And secondly, although I don’t think anyone would say that poetry or dance are particularly lucrative industries, poetry became the one that was slightly more feasible, particularly as a researcher. So, when I graduated from university and moved to Scotland to do my Masters on Scottish poetry, it felt like choosing. It felt like me going, okay, I’ve had these twin focuses my whole life, but now I’m choosing one. And I didn’t dance in Scotland for years.
Although it was good for me to have more of a sole focus, I really lost a part of who I was. It was strange that people only knew me as a poet. Dance wasn’t a part of who I was at that point. Then I got a commission from Daniel Abercrombie at the Scottish Storytelling Centre in Edinburgh, to do a piece for their ‘Figures of Speech’ programme as part of the Year of Stories. And he said, ‘Look, you can do it in whatever medium you want. You can just do poetry. But I know you dance. Could you maybe think about doing a poetry dance piece?’ And I thought, ‘Great, you can actually do this’. So, I did. And I’m so grateful for that challenge. The piece we made is called ‘Cutty Sark’. And it’s a twisting of Tam O’Shanter from the perspective of Nannie Dee, the witch, the Cutty Sark in the poem. And I danced it live en pointe, which is something I thought I would never be able to do again.
I really, really enjoyed reconnecting with that part of my craft.

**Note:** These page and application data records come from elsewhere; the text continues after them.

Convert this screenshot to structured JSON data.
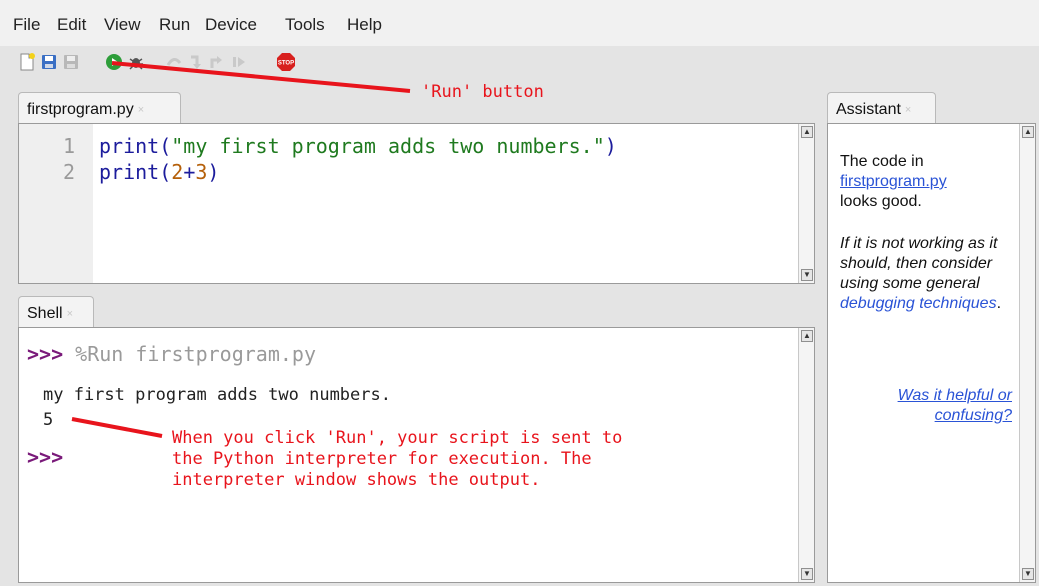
{
  "menu": [
    "File",
    "Edit",
    "View",
    "Run",
    "Device",
    "Tools",
    "Help"
  ],
  "toolbar": {
    "buttons": [
      "new-file-icon",
      "open-icon",
      "save-icon",
      "run-icon",
      "debug-icon",
      "step-over-icon",
      "step-into-icon",
      "step-out-icon",
      "resume-icon",
      "stop-icon"
    ],
    "stop_label": "STOP"
  },
  "editor": {
    "tab_label": "firstprogram.py",
    "tab_close": "×",
    "lines": [
      {
        "num": "1",
        "func": "print",
        "open": "(",
        "arg": "\"my first program adds two numbers.\"",
        "close": ")"
      },
      {
        "num": "2",
        "func": "print",
        "open": "(",
        "arg1": "2",
        "op": "+",
        "arg2": "3",
        "close": ")"
      }
    ]
  },
  "shell": {
    "tab_label": "Shell",
    "tab_close": "×",
    "prompt": ">>>",
    "command": "%Run firstprogram.py",
    "output_line1": "my first program adds two numbers.",
    "output_line2": "5",
    "prompt2": ">>>"
  },
  "assistant": {
    "tab_label": "Assistant",
    "tab_close": "×",
    "p1_text": "The code in",
    "p1_link": "firstprogram.py",
    "p1_end": "looks good.",
    "p2_text": "If it is not working as it should, then consider using some general",
    "p2_link": "debugging techniques",
    "p2_end": ".",
    "feedback_link": "Was it helpful or confusing?"
  },
  "annotations": {
    "run_button": "'Run' button",
    "explanation": "When you click 'Run', your script is sent to\nthe Python interpreter for execution. The\ninterpreter window shows the output."
  },
  "colors": {
    "annotation": "#e8141c",
    "prompt": "#7a1a7a",
    "string": "#1f7a1f",
    "number": "#b5600a",
    "link": "#2a53d6"
  }
}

I always felt previously when I was sort of growing up as a poet and a dancer that they were quite divided in my mind. Poetry was the medium where I could be precise through language and tell stories, and dance was where I expressed myself physically. But of course, there’s so much in between that, and particularly when you combine them, there’s so many amazing opportunities for artistic expression. So, I really enjoyed creating these poem dances, dance poems, whatever you want to call them, and having access to both media for expression. I’m looking forward to exploring that more.

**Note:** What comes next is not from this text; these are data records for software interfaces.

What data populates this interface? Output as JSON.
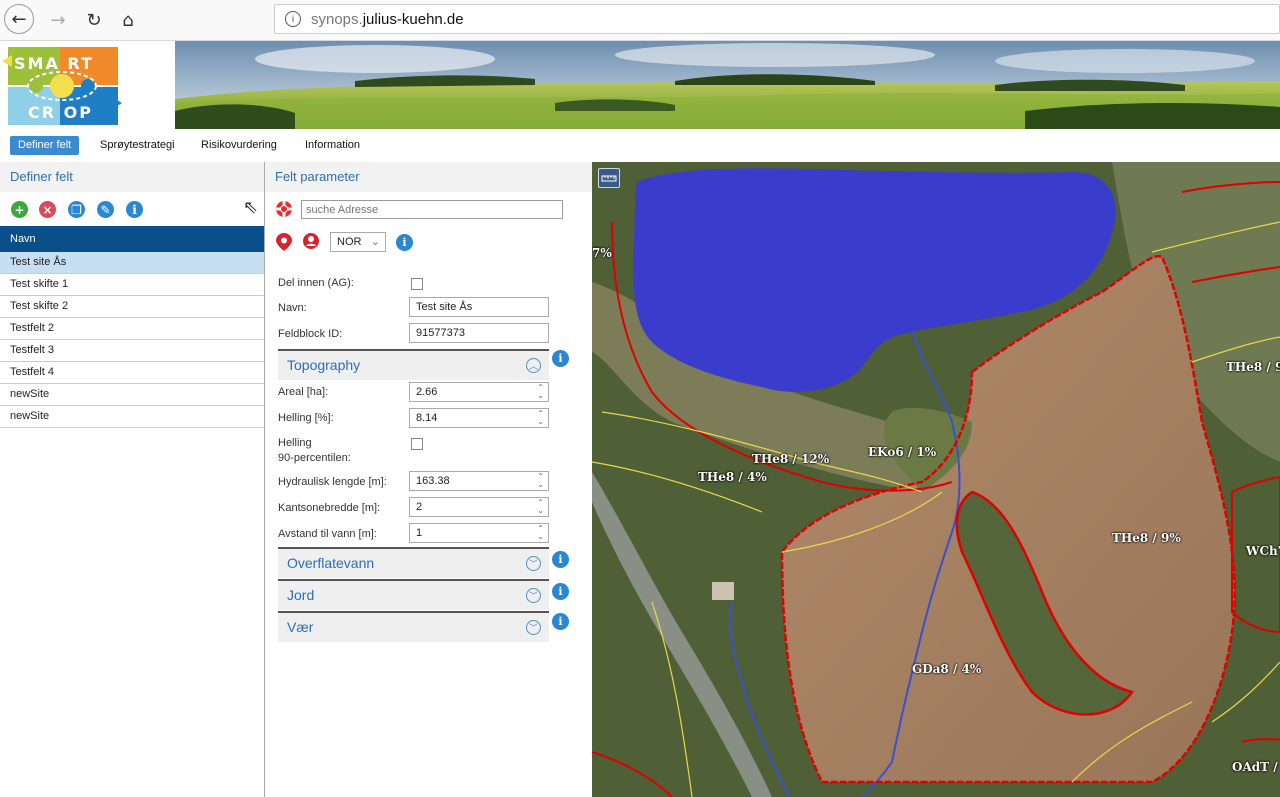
{
  "browser": {
    "url_prefix": "synops.",
    "url_domain": "julius-kuehn.de"
  },
  "logo": {
    "line1": "SMA RT",
    "line2": "CR OP"
  },
  "menu": [
    {
      "label": "Definer felt",
      "active": true
    },
    {
      "label": "Sprøytestrategi",
      "active": false
    },
    {
      "label": "Risikovurdering",
      "active": false
    },
    {
      "label": "Information",
      "active": false
    }
  ],
  "left_panel": {
    "title": "Definer felt",
    "list_header": "Navn",
    "rows": [
      "Test site Ås",
      "Test skifte 1",
      "Test skifte 2",
      "Testfelt 2",
      "Testfelt 3",
      "Testfelt 4",
      "newSite",
      "newSite"
    ],
    "selected_index": 0
  },
  "mid_panel": {
    "title": "Felt parameter",
    "address_placeholder": "suche Adresse",
    "country_value": "NOR",
    "del_innen_label": "Del innen (AG):",
    "navn_label": "Navn:",
    "navn_value": "Test site Ås",
    "feldblock_label": "Feldblock ID:",
    "feldblock_value": "91577373",
    "topography": {
      "title": "Topography",
      "areal_label": "Areal [ha]:",
      "areal_value": "2.66",
      "helling_label": "Helling [%]:",
      "helling_value": "8.14",
      "helling90_label_a": "Helling",
      "helling90_label_b": "90-percentilen:",
      "hydraulisk_label": "Hydraulisk lengde [m]:",
      "hydraulisk_value": "163.38",
      "kantsone_label": "Kantsonebredde [m]:",
      "kantsone_value": "2",
      "avstand_label": "Avstand til vann [m]:",
      "avstand_value": "1"
    },
    "sections": [
      "Overflatevann",
      "Jord",
      "Vær"
    ]
  },
  "map": {
    "labels": [
      "THe8 / 12%",
      "EKo6 / 1%",
      "THe8 / 4%",
      "THe8 / 9%",
      "GDa8 / 4%",
      "THe8 / 9",
      "WCh7",
      "OAdT /",
      "7%"
    ],
    "colors": {
      "water": "#3a3ccc",
      "field_boundary": "#e00000",
      "soil_boundary": "#e8d84a",
      "stream": "#3b50d0"
    }
  }
}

GRB: Last question. What will you be working on when you get home, assuming we all do make it home?
KA: Assuming we do, yes. After I’ve napped for four years, realistically I’m working on a funding application. When I’m introducing myself to people, I’ll often say I’m a full-time performance poet. The reality is, probably 80-90% of my income is not from writing or performing poems. It is around administrative tasks to do with providing a platform for other people to write or perform poems.
And then, I’ve got an idea, to develop a commission from last year. I want to pitch for funding for that and develop it. I think it’s very easy, when you are someone who works in the arts in a different capacity to just being an artist, to let that production side of things really take over and let your own craft fall to the wayside. That’s certainly something that’s happened with me.
I’m hoping in the latter half of this year to try to refocus a little bit on maybe developing a pamphlet as well. I’m not actually published. I self-published a pamphlet back in early 2015, which I’m still quite proud of, but that was eight years ago. And we did our Loud Poets Anthology earlier this year, which was amazing to be a part of a group publication. So, I’ll be thinking about that and maybe potentially doing a one-woman show at some point. I’ve been so inspired by work like Imogen Stirling’s ‘Love the Sinner’ and Sarah Grant’s ‘Spark’ and ‘Oracles’ and Kevin Gilday’s ‘Spam Valley’. So, that’s something I’d like to explore.
GRB: Katie Ailes, thank you for taking the time to talk to us today.
[Photo credits: Image #2 (middle of text): Charles Gervais at Both Hemispheres Portraits. Others: Katie Ailes.
Click here to read a short selection from Katie’s work or find more articles under the category heading ‘Poetry’ on our homepage.